EXERCISE INSTRUCTIONS ->
I need the records below retyped exactly.
-*-
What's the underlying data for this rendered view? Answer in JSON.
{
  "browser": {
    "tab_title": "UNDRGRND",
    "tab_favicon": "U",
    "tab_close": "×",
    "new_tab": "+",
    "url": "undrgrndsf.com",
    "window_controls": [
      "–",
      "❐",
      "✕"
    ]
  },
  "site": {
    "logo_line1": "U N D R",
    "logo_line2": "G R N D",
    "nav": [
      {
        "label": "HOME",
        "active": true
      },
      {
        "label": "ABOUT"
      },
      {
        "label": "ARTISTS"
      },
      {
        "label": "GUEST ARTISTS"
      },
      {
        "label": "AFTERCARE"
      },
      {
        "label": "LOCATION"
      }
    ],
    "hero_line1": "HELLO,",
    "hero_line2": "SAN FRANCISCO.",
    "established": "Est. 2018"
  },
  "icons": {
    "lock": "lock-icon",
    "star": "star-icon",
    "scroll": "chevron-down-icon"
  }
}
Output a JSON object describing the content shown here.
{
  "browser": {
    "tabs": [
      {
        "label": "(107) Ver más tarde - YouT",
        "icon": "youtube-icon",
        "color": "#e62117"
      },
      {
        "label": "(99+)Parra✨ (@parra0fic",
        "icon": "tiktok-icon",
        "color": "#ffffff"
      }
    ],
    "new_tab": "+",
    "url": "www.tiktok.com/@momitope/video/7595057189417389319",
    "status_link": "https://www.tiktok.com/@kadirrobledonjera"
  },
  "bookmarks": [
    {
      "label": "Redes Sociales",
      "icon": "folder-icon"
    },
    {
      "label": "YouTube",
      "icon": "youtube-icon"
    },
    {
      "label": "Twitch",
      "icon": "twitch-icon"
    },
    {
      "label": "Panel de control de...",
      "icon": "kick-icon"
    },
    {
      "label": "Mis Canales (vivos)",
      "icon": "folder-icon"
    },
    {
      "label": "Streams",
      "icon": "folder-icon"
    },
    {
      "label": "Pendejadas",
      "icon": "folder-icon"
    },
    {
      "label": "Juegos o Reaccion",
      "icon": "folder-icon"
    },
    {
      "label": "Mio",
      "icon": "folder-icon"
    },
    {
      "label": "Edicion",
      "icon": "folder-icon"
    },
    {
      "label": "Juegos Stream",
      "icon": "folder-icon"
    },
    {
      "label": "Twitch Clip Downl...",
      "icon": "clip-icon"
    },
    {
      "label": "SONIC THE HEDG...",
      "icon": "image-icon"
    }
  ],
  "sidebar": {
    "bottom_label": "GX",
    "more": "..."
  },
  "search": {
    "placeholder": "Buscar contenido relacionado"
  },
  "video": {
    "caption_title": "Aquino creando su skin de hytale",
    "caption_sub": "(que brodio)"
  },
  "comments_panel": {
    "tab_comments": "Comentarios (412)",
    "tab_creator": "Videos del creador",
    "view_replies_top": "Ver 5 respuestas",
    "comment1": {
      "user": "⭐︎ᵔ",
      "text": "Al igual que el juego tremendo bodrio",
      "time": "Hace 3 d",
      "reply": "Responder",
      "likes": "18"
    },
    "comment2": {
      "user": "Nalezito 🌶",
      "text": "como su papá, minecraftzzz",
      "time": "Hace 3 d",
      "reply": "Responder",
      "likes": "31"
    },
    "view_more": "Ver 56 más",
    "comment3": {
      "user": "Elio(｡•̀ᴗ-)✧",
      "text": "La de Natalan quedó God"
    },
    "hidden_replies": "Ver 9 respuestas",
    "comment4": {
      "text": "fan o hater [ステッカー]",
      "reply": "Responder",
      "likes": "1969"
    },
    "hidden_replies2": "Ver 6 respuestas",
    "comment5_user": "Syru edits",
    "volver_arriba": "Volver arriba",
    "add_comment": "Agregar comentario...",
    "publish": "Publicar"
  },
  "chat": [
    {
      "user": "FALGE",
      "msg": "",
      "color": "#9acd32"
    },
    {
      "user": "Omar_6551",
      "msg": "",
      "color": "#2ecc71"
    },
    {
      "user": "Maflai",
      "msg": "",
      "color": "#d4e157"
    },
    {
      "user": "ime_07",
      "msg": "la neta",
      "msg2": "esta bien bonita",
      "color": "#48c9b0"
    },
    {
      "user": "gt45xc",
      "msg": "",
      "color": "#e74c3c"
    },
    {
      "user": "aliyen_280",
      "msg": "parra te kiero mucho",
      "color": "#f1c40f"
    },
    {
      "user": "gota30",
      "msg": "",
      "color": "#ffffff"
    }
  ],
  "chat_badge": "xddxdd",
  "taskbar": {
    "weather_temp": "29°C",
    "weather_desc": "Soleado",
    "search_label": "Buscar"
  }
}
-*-
RESULT OF THE TASK ->
What's the underlying data for this rendered view? Answer in JSON.
{
  "browser": {
    "tab_title": "UNDRGRND",
    "tab_favicon": "U",
    "tab_close": "×",
    "new_tab": "+",
    "url": "undrgrndsf.com",
    "window_controls": [
      "–",
      "❐",
      "✕"
    ]
  },
  "site": {
    "logo_line1": "U N D R",
    "logo_line2": "G R N D",
    "nav": [
      {
        "label": "HOME",
        "active": true
      },
      {
        "label": "ABOUT"
      },
      {
        "label": "ARTISTS"
      },
      {
        "label": "GUEST ARTISTS"
      },
      {
        "label": "AFTERCARE"
      },
      {
        "label": "LOCATION"
      }
    ],
    "hero_line1": "HELLO,",
    "hero_line2": "SAN FRANCISCO.",
    "established": "Est. 2018"
  },
  "icons": {
    "lock": "lock-icon",
    "star": "star-icon",
    "scroll": "chevron-down-icon"
  }
}
Output a JSON object describing the content shown here.
{
  "browser": {
    "tabs": [
      {
        "label": "(107) Ver más tarde - YouT",
        "icon": "youtube-icon",
        "color": "#e62117"
      },
      {
        "label": "(99+)Parra✨ (@parra0fic",
        "icon": "tiktok-icon",
        "color": "#ffffff"
      }
    ],
    "new_tab": "+",
    "url": "www.tiktok.com/@momitope/video/7595057189417389319",
    "status_link": "https://www.tiktok.com/@kadirrobledonjera"
  },
  "bookmarks": [
    {
      "label": "Redes Sociales",
      "icon": "folder-icon"
    },
    {
      "label": "YouTube",
      "icon": "youtube-icon"
    },
    {
      "label": "Twitch",
      "icon": "twitch-icon"
    },
    {
      "label": "Panel de control de...",
      "icon": "kick-icon"
    },
    {
      "label": "Mis Canales (vivos)",
      "icon": "folder-icon"
    },
    {
      "label": "Streams",
      "icon": "folder-icon"
    },
    {
      "label": "Pendejadas",
      "icon": "folder-icon"
    },
    {
      "label": "Juegos o Reaccion",
      "icon": "folder-icon"
    },
    {
      "label": "Mio",
      "icon": "folder-icon"
    },
    {
      "label": "Edicion",
      "icon": "folder-icon"
    },
    {
      "label": "Juegos Stream",
      "icon": "folder-icon"
    },
    {
      "label": "Twitch Clip Downl...",
      "icon": "clip-icon"
    },
    {
      "label": "SONIC THE HEDG...",
      "icon": "image-icon"
    }
  ],
  "sidebar": {
    "bottom_label": "GX",
    "more": "..."
  },
  "search": {
    "placeholder": "Buscar contenido relacionado"
  },
  "video": {
    "caption_title": "Aquino creando su skin de hytale",
    "caption_sub": "(que brodio)"
  },
  "comments_panel": {
    "tab_comments": "Comentarios (412)",
    "tab_creator": "Videos del creador",
    "view_replies_top": "Ver 5 respuestas",
    "comment1": {
      "user": "⭐︎ᵔ",
      "text": "Al igual que el juego tremendo bodrio",
      "time": "Hace 3 d",
      "reply": "Responder",
      "likes": "18"
    },
    "comment2": {
      "user": "Nalezito 🌶",
      "text": "como su papá, minecraftzzz",
      "time": "Hace 3 d",
      "reply": "Responder",
      "likes": "31"
    },
    "view_more": "Ver 56 más",
    "comment3": {
      "user": "Elio(｡•̀ᴗ-)✧",
      "text": "La de Natalan quedó God"
    },
    "hidden_replies": "Ver 9 respuestas",
    "comment4": {
      "text": "fan o hater [ステッカー]",
      "reply": "Responder",
      "likes": "1969"
    },
    "hidden_replies2": "Ver 6 respuestas",
    "comment5_user": "Syru edits",
    "volver_arriba": "Volver arriba",
    "add_comment": "Agregar comentario...",
    "publish": "Publicar"
  },
  "chat": [
    {
      "user": "FALGE",
      "msg": "",
      "color": "#9acd32"
    },
    {
      "user": "Omar_6551",
      "msg": "",
      "color": "#2ecc71"
    },
    {
      "user": "Maflai",
      "msg": "",
      "color": "#d4e157"
    },
    {
      "user": "ime_07",
      "msg": "la neta",
      "msg2": "esta bien bonita",
      "color": "#48c9b0"
    },
    {
      "user": "gt45xc",
      "msg": "",
      "color": "#e74c3c"
    },
    {
      "user": "aliyen_280",
      "msg": "parra te kiero mucho",
      "color": "#f1c40f"
    },
    {
      "user": "gota30",
      "msg": "",
      "color": "#ffffff"
    }
  ],
  "chat_badge": "xddxdd",
  "taskbar": {
    "weather_temp": "29°C",
    "weather_desc": "Soleado",
    "search_label": "Buscar"
  }
}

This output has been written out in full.